Beginner friendly courses often have shorter Par 3s and Par 4s, making them more accessible for players with less experience or shorter driving distances. These Easy Courses allow beginners to focus on improving their short game and accuracy without the pressure of long distances. For Par 5 holes, beginners should focus on consistent, straight shots rather than distance, as this approach minimizes the risk of hazards and keeps the ball in play. By learning and applying different strategies for each type of hole, beginners can gradually build their skills and confidence on the course, making their golf experience more enjoyable and rewarding.

Strategies for Playing on Par 3, 4, and 5 Holes


The Role of Golf Course Maintenance in Your Game

The condition of a golf course plays a significant role in how the game is played, especially for beginners. Golf course maintenance involves a variety of tasks, such as mowing grass, caring for greens, and maintaining bunkers, all of which contribute to the playability of the course. Well-maintained fairways provide a more consistent surface for shots, and properly cared-for greens allow for smoother putting. For beginners, playing on a well-maintained course can make a significant difference in their experience, as it reduces unpredictable elements that can make the game more challenging.

Beginner friendly courses often place a high priority on maintenance to ensure a welcoming and enjoyable environment for new players. These Easy Courses usually have greens that are kept at a length that makes putting more straightforward and fairways that are well-groomed to avoid irregular ball lies. Additionally, such courses often have fewer or less severe hazards, which require less maintenance but also reduce the difficulty for beginners. Playing on a well-maintained course allows new golfers to focus more on developing their skills and less on navigating challenging course conditions.

Selecting the Right Golf Course for Your Skill Level

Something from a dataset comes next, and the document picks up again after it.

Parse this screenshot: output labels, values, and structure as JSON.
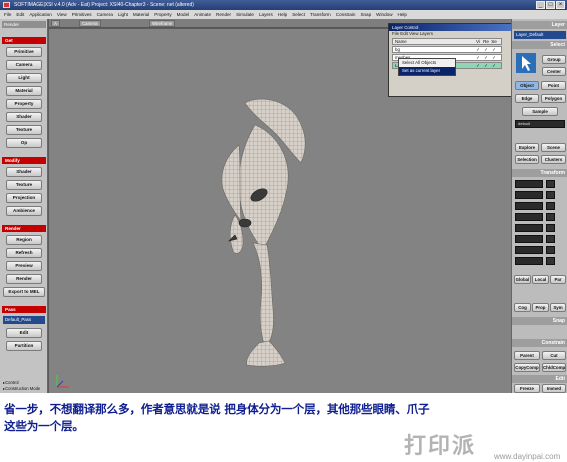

Choosing the right golf course is critical for beginners, as it can greatly influence their enjoyment and development in the game. Factors to consider include the course's difficulty level, layout, and the available facilities. Beginner golfers should look for courses that match their current skill level. Courses with fewer hazards, shorter distances, and lower slope and course ratings are typically more suitable for beginners. These characteristics make the course less intimidating and more manageable, providing a positive learning environment.

Beginner friendly courses not only cater to the skill level of new players but also often offer additional resources such as practice areas, professional instruction, and rental equipment. These Easy Courses are designed to help beginners build confidence and improve their skills in a supportive setting. Beginners should also consider the atmosphere of the course – opting for locations with a relaxed and welcoming environment can enhance their learning experience. Choosing the right course is a crucial step in a beginner's golf journey, as it sets the foundation for their growth in the sport.

Conclusion

In conclusion, the journey of learning golf is a rewarding experience that encompasses understanding golf course design, etiquette, and the challenges each course presents. For beginners, starting with the right course is crucial. Selecting beginner friendly, Easy Courses can make the learning process more enjoyable and less daunting. These courses provide an ideal environment for beginners to develop their skills and build confidence. Embracing each aspect of golf, from the layout of the course to adapting to different weather conditions, adds depth to the game and enriches the overall experience.